The Film Archive readies films for the following purposes:
Readying museum prints for cinemas
The reel-room staff readies films for screening in cinemas in Denmark and abroad. The Cinematheque and film-related educations are the primary borrowers of films from the Film Archive. Only members of FIAF can borrow prints from the DFI Film Archive.
Readying basis material for a production company or other rights holder
If, say, a production company wants to produce a DVD of an older Danish feature, and the Film Archive has the negatives, etc., for the film, these will be checked for damage before the film is sent to a scanning lab, where they are scanned as digital information that can be transferred to DVD.
Readying film clips
TV stations, journalists, scholars, directors and others at times want access to old film clips, often of documentary or historical interest. The Film Archive researches the collection and can assist in digitising film for footage sales. Please see the large collection of documentary footage available for viewing on danmarkpaafilm.dk. Please note that there’s a handling fee for digital elements.
4. Securing the collection
Analogue security means that the Film Archive has new material (either prints or negatives) produced for selected Danish film titles. If the existing film material is assessed to be unsuitable for long-term storage, new material is made on archival film, most often 35mm polyester film.
These security efforts are based in part on two lists of approx. 100 features and approx. 100 documentaries.
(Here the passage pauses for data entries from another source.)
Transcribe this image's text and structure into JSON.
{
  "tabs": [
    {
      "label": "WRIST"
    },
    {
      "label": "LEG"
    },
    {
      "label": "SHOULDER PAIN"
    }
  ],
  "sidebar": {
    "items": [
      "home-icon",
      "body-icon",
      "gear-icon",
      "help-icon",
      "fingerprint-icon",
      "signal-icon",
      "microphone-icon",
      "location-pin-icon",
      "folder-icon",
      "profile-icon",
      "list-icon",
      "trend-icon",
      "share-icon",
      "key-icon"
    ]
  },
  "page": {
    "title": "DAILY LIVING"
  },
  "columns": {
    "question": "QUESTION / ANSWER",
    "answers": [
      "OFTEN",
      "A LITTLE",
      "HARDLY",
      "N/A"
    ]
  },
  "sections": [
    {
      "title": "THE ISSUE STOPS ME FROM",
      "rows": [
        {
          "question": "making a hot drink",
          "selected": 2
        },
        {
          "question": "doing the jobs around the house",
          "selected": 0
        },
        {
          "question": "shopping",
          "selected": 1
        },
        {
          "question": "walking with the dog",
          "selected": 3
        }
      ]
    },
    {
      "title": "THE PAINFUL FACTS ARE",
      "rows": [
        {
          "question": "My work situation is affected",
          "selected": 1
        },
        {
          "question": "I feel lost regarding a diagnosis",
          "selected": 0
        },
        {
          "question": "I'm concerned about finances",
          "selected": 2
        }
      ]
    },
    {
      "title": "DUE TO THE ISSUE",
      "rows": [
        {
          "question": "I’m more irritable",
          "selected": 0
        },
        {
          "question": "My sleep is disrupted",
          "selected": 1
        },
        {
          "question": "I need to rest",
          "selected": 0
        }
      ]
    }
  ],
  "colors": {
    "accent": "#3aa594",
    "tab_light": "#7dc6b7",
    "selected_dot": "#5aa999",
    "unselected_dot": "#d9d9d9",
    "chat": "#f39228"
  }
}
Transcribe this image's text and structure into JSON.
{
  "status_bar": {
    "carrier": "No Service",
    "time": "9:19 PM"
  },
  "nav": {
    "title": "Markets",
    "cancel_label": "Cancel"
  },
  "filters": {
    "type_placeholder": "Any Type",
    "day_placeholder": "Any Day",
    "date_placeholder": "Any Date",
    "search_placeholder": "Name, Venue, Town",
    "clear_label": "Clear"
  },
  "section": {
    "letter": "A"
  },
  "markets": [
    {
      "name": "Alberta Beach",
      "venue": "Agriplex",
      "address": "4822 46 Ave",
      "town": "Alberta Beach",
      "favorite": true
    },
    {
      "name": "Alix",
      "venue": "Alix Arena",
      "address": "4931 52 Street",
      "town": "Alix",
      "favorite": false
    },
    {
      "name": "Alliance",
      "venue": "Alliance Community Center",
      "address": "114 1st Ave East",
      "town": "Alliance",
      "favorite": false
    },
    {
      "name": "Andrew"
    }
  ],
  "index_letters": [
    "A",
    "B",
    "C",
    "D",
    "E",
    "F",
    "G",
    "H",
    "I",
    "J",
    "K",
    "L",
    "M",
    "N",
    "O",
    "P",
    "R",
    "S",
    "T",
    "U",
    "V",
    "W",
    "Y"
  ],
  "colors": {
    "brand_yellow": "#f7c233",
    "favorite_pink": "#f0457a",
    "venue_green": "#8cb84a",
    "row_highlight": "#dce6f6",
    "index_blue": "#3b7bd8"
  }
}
The task of securing the 100 selected features has now been completed and we are securing the remaining half of the 100 documentaries.
"Unsuitable for long-term storage" applies to material that is either physically deteriorated or whose technology or format could be a problem in terms of future playback. For many years, the top priority was on securing disintegrating and flammable nitrate films. But the spotlight is now on more recent technologies, such as A+B tapes and a number of obsolete tape formats, including U-matic.
Museum curator Thomas Christensen has overall responsibility for securing the collection.
In 2010, the Danish Film Institute was awarded 6 million kroner (approx. 800,000 euros), via the so-called UMTS funds, to digitise Denmark’s cultural heritage. This project will concentrate on the video collection of shorts and documentaries from 1975 to 1990. Many shorts and documentaries in this period were recorded on video formats that today are obsolete. Some tapes deteriorate, making playback impossible. In other cases, the problem is playback devices that are hard to have repaired and for which spare parts are hard to find.
As a first step, U-matic tapes and 1”C tapes have been transferred to new digital media.
The Film Archives digitises many of the analogue 16mm and 35mm films on our shelves in connection with projects or on commission from clients. At present no comprehensive digitising of Danish films from A-Z has been initiated (apart from the UMTS project, mentioned under Digital security). So, even though we are continually digitising films, only a fraction of the collection has so far been converted into pixels.
Our new streaming site danmarkpaafilm.dk (Denmark on Film) opened in 2015 after also receiving funding from UMTS funds. In 2015 we received a special grant over four year from the government to digitise further amouts of documentary footage and a large number of documentary films produced by and for the Danish state.